You may have heard that we’re entering an algae farming boom. Biofuel produced by algae reared on greenhouse gases is supposed to replace fossil fuels with a climate-friendly brew. But if you try to refuel your car, tractor, or Cessna using this vaunted energy source, you’ll quickly realize that hype alone cannot stroke an engine. Algae biofuel isn’t for sale. At least, not unless you can get your hands on experimental samples being produced in laboratories. After more than 35 years of federally funded research, the cost of producing algae biofuel is a lichen-covered cliff that separates it from the ocean of cheap fossil fuels.
Despite algae biofuel’s economic shortcomings, though, there’s a feast of good news for supporters of slime-driven climate action. Algae are being cultivated commercially, and in growing volumes. They are being grown in waters enriched with carbon dioxide, climate-changing waste gases that can be pumped into algae ponds from mines, power plants, and factories.
Oil from the commercial harvests isn’t being sold as fuel. It’s ending up inside something more intimate than a rush-hour crowd in a biodiesel bus. It’s sold as food. The oils, proteins, and carbohydrates from farmed green slime are fueling the cells inside our bodies.
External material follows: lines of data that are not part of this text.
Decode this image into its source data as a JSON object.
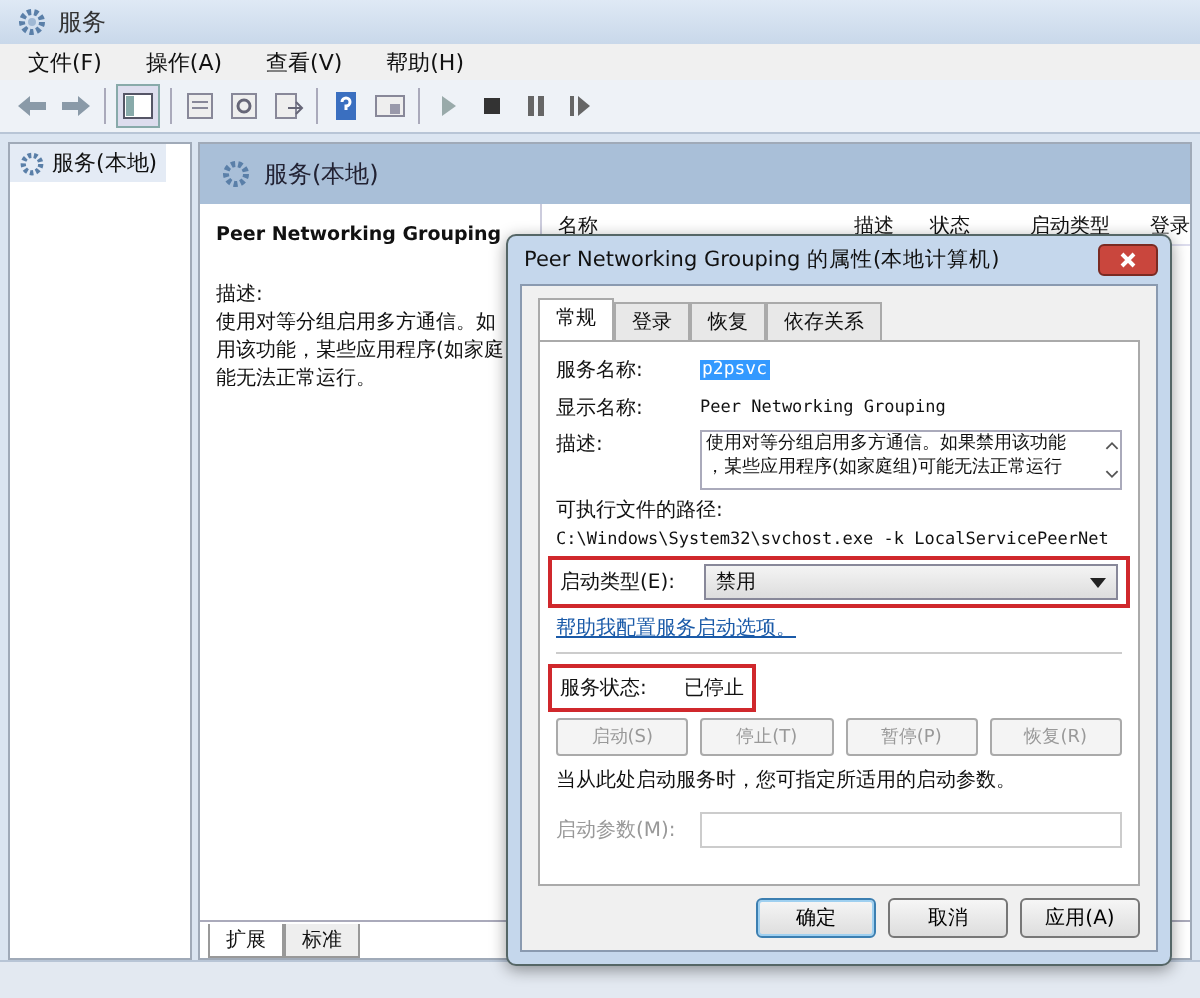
{
  "window": {
    "title": "服务"
  },
  "menu": [
    "文件(F)",
    "操作(A)",
    "查看(V)",
    "帮助(H)"
  ],
  "tree": [
    {
      "label": "服务(本地)",
      "selected": true
    }
  ],
  "pane": {
    "title": "服务(本地)",
    "service_name": "Peer Networking Grouping",
    "desc_label": "描述:",
    "desc_lines": [
      "使用对等分组启用多方通信。如",
      "用该功能，某些应用程序(如家庭",
      "能无法正常运行。"
    ]
  },
  "columns": [
    "名称",
    "描述",
    "状态",
    "启动类型",
    "登录"
  ],
  "view_tabs": [
    {
      "label": "扩展",
      "selected": true
    },
    {
      "label": "标准",
      "selected": false
    }
  ],
  "dialog": {
    "title": "Peer Networking Grouping 的属性(本地计算机)",
    "tabs": [
      {
        "label": "常规",
        "selected": true
      },
      {
        "label": "登录",
        "selected": false
      },
      {
        "label": "恢复",
        "selected": false
      },
      {
        "label": "依存关系",
        "selected": false
      }
    ],
    "service_name_label": "服务名称:",
    "service_name": "p2psvc",
    "display_name_label": "显示名称:",
    "display_name": "Peer Networking Grouping",
    "description_label": "描述:",
    "description_lines": [
      "使用对等分组启用多方通信。如果禁用该功能",
      "，某些应用程序(如家庭组)可能无法正常运行"
    ],
    "path_label": "可执行文件的路径:",
    "path": "C:\\Windows\\System32\\svchost.exe -k LocalServicePeerNet",
    "startup_label": "启动类型(E):",
    "startup_value": "禁用",
    "startup_highlighted": true,
    "help_link": "帮助我配置服务启动选项。",
    "status_label": "服务状态:",
    "status_value": "已停止",
    "status_highlighted": true,
    "service_buttons": [
      {
        "label": "启动(S)",
        "disabled": true
      },
      {
        "label": "停止(T)",
        "disabled": true
      },
      {
        "label": "暂停(P)",
        "disabled": true
      },
      {
        "label": "恢复(R)",
        "disabled": true
      }
    ],
    "hint": "当从此处启动服务时，您可指定所适用的启动参数。",
    "params_label": "启动参数(M):",
    "params_disabled": true,
    "buttons": [
      {
        "label": "确定",
        "default": true
      },
      {
        "label": "取消",
        "default": false
      },
      {
        "label": "应用(A)",
        "default": false
      }
    ]
  }
}
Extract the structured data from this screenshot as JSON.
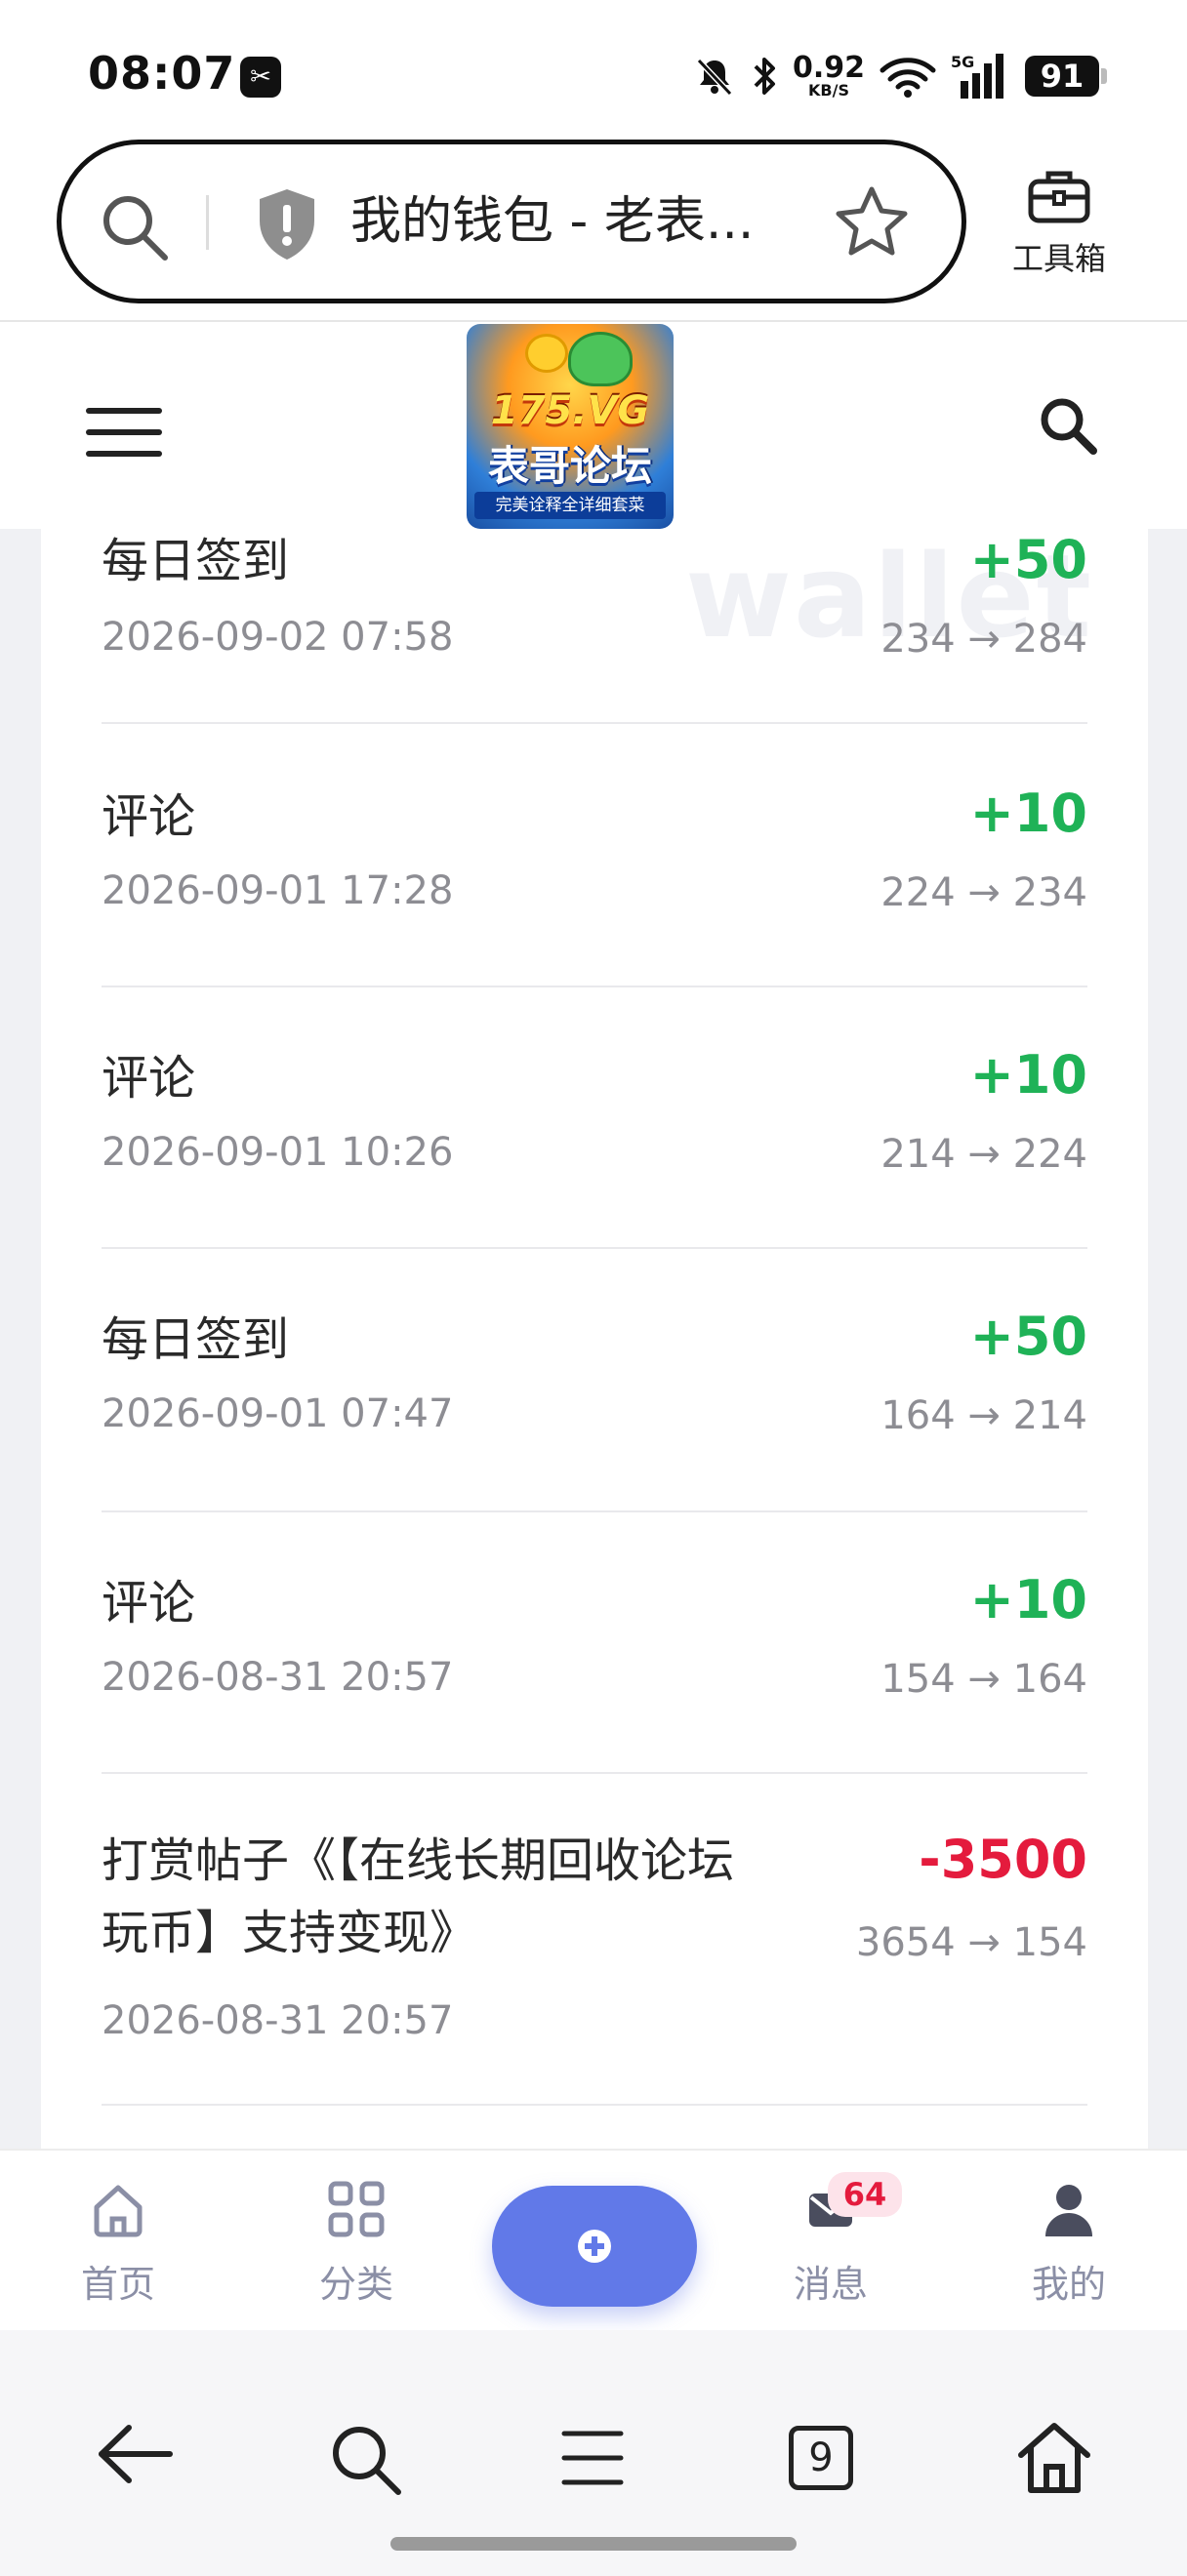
{
  "status_bar": {
    "time": "08:07",
    "app_icon": "capcut-icon",
    "net_speed_value": "0.92",
    "net_speed_unit": "KB/S",
    "network": "5G",
    "battery": "91"
  },
  "browser": {
    "address_text": "我的钱包 - 老表...",
    "toolbox_label": "工具箱",
    "tabs_count": "9"
  },
  "site": {
    "logo": {
      "title": "175.VG",
      "name": "表哥论坛",
      "tagline": "完美诠释全详细套菜"
    },
    "watermark": "wallet"
  },
  "entries": [
    {
      "title": "每日签到",
      "date": "2026-09-02 07:58",
      "amount": "+50",
      "balance": "234 → 284",
      "type": "positive"
    },
    {
      "title": "评论",
      "date": "2026-09-01 17:28",
      "amount": "+10",
      "balance": "224 → 234",
      "type": "positive"
    },
    {
      "title": "评论",
      "date": "2026-09-01 10:26",
      "amount": "+10",
      "balance": "214 → 224",
      "type": "positive"
    },
    {
      "title": "每日签到",
      "date": "2026-09-01 07:47",
      "amount": "+50",
      "balance": "164 → 214",
      "type": "positive"
    },
    {
      "title": "评论",
      "date": "2026-08-31 20:57",
      "amount": "+10",
      "balance": "154 → 164",
      "type": "positive"
    },
    {
      "title_line1": "打赏帖子《【在线长期回收论坛",
      "title_line2": "玩币】支持变现》",
      "date": "2026-08-31 20:57",
      "amount": "-3500",
      "balance": "3654 → 154",
      "type": "negative"
    }
  ],
  "bottom_nav": {
    "home": "首页",
    "category": "分类",
    "messages": "消息",
    "messages_badge": "64",
    "mine": "我的"
  },
  "colors": {
    "positive": "#1fb257",
    "negative": "#e41b3d",
    "accent": "#6179e8",
    "nav_text": "#8b8fa6"
  }
}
Algae is an imprecise word. The spongy plantlike species that we dump into the taxonomic algae bucket don’t all come from a common ancestor. Algae is one of those “you know it when you see it at the end of your fishing line”-type things. Some single-celled strains are microscopic; giant kelps can stretch 200 feet. Humans have eaten some seaweed varieties of algae for countless generations; other kinds of algae poison swimmers at beaches seeped in sewage. Today’s algae include the descendents of some of the first organisms to suck up carbon dioxide, use solar energy to combine the carbon into sugars and proteins, and create our animal-friendly atmosphere by pumping waste oxygen out after photosynthesis. Some algae light up oceans at night in glowing blues or paint them blood-red during the day. Some are carnivorous, preying on passing zooplankton—the microscopic equivalents of hypothetical savanna grasses that grab and devour passing gazelle.
Many algae species occupy the bottoms of food chains. When fish graze on algae, or on zooplankton that fed on algae, they absorb energy that the algae plucked from sunrays, and they lap up the algae’s nourishing fatty acids. These are the same acids that we hanker for when we buy fish oil tablets in hopes of lubricating our weary joints.
“You’ve got a bunch of algae out here, right?” President Obama said during a 2012 energy speech at the University of Miami. The Floridians laughed. They’re accustomed to pollution-fueled algae outbreaks that ruin their beaches and kill their pets. Florida’s lawmakers are considering spending $380 million next year to clean up 38 natural springs—waterholes popular with divers but infested with mats of algae following decades of pollution runoff. More than 100 manatees died in the Indian River Lagoon last summer. Scientists say they were poisoned after eating a type of algae that flourishes in pollution.
Algae can be a formidable environmental foe for the same reason that farming them seems so attractive—because they can prosper with so little. Warmth, sunlight, and nutrient-tainted waters are all they need, and these ingredients are in rich supply in many American states. Gulf of Mexico algae outbreaks fueled by Midwestern agricultural runoff trigger an annual oxygen-depleted dead zone that reached 5,840 square miles last summer. “If we can figure out how to make energy out of that,” Obama continued, “we’ll be doing all right.”
The thing is, we’ve already figured out how to make energy out of that. It’s just that nobody is doing it—not on a commercial scale, anyway. Farming and refining algae biofuel remain economically unviable. By National Algae Association estimates, a company would need to farm 250 acres of algae before it could start turning a profit on biofuel. That could change by 2020, if industry insiders who responded to an Algae Biomass Organization poll turn out to be correct, with growing costs expected to come down.